Summary: This article uses the 50th anniversary of social work education provision at one of north-east Scotland’s universities as an opportunity to reflect on social work education outcomes and motivations for undertaking training. This empirical assessment is based on the detailed responses to questionnaires and interviews with social work graduates who studied between 1968 and 2012 to evaluate social work training and education among graduates. We use the Kirkpatrick model to evaluate social work education. Findings: We highlight the combination of prior experience with social work and a sense of altruism that served to motivate students to engage in training.We discuss the levels of preparedness for practice based on training and note that it is the combination of teaching and placements that benefits students most. We reflect on the centrality of a common set of social work values that arise from a period of introspection during education, and we show that these values are incorporated into both professional and personal life. Applications: We show that ‘big picture’ and evaluations of social work education are important in order to orient social work education in line with political and social change. We also suggest that educators should be cognisant of the importance of personal development and growth that are central to the training of social workers. Rather than seeing personal development as a by-product of social work education, we argue that training that strengthens social work values of justice and empathy is imperative.
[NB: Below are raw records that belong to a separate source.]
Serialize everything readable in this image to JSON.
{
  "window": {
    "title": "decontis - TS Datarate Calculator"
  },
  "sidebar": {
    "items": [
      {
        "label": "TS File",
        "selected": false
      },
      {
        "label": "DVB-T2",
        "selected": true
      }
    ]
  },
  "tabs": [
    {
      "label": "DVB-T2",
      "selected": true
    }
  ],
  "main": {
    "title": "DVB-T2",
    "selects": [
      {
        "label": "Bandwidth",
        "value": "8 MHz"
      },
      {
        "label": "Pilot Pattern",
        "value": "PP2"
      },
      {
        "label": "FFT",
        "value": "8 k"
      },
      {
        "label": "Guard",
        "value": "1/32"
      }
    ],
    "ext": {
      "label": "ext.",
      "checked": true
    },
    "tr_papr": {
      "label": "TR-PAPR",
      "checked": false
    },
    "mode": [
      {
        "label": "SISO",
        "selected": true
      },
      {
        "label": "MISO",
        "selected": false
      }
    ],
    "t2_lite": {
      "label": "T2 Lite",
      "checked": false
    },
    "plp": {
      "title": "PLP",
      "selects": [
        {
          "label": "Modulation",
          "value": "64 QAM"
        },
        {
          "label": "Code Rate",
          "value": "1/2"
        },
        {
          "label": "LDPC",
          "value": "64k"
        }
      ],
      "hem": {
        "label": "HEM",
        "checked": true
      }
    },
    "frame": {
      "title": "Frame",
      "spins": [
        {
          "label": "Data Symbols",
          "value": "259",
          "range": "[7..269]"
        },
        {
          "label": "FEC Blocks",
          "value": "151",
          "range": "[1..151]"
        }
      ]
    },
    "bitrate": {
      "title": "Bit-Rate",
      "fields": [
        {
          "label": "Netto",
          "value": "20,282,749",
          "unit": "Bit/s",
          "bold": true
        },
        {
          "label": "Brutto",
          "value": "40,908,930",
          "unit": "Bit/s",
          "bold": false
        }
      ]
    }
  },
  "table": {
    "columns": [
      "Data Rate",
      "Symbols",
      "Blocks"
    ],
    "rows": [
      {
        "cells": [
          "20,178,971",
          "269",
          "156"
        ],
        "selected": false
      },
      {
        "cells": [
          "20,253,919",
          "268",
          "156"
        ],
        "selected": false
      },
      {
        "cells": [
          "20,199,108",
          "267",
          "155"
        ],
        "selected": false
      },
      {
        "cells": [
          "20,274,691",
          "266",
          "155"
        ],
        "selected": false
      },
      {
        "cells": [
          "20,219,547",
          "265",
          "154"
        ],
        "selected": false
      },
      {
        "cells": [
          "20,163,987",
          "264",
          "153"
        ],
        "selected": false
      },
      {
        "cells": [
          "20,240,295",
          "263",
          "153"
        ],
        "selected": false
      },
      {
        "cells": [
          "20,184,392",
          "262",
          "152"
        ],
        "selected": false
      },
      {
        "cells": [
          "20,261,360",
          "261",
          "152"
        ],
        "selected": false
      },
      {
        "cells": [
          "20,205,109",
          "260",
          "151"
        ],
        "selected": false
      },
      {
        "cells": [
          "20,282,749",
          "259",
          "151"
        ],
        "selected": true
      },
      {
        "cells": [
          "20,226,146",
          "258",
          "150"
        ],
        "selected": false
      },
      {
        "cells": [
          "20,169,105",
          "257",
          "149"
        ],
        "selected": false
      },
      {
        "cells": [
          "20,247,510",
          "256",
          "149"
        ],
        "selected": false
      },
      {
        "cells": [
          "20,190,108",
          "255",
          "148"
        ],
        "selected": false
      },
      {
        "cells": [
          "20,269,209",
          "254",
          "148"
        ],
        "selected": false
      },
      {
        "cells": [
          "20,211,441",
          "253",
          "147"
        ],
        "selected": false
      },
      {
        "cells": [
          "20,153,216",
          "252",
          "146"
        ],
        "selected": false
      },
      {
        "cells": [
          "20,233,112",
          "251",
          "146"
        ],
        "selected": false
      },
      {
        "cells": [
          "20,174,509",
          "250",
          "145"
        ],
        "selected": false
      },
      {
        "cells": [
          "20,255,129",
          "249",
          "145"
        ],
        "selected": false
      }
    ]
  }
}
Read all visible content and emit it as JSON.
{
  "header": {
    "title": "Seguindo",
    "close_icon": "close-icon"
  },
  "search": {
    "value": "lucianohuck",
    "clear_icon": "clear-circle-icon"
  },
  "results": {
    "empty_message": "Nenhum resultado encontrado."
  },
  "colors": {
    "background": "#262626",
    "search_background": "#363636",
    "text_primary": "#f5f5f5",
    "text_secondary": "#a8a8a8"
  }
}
BUTLER-WARKE, A. and BOLGER, J. 2021. Fifty years of social work education: analysis of motivations and outcomes. Journal of social work [online], 21(5), pages 1019-1040. Available from: https://doi.org/10.1177/1468017320911603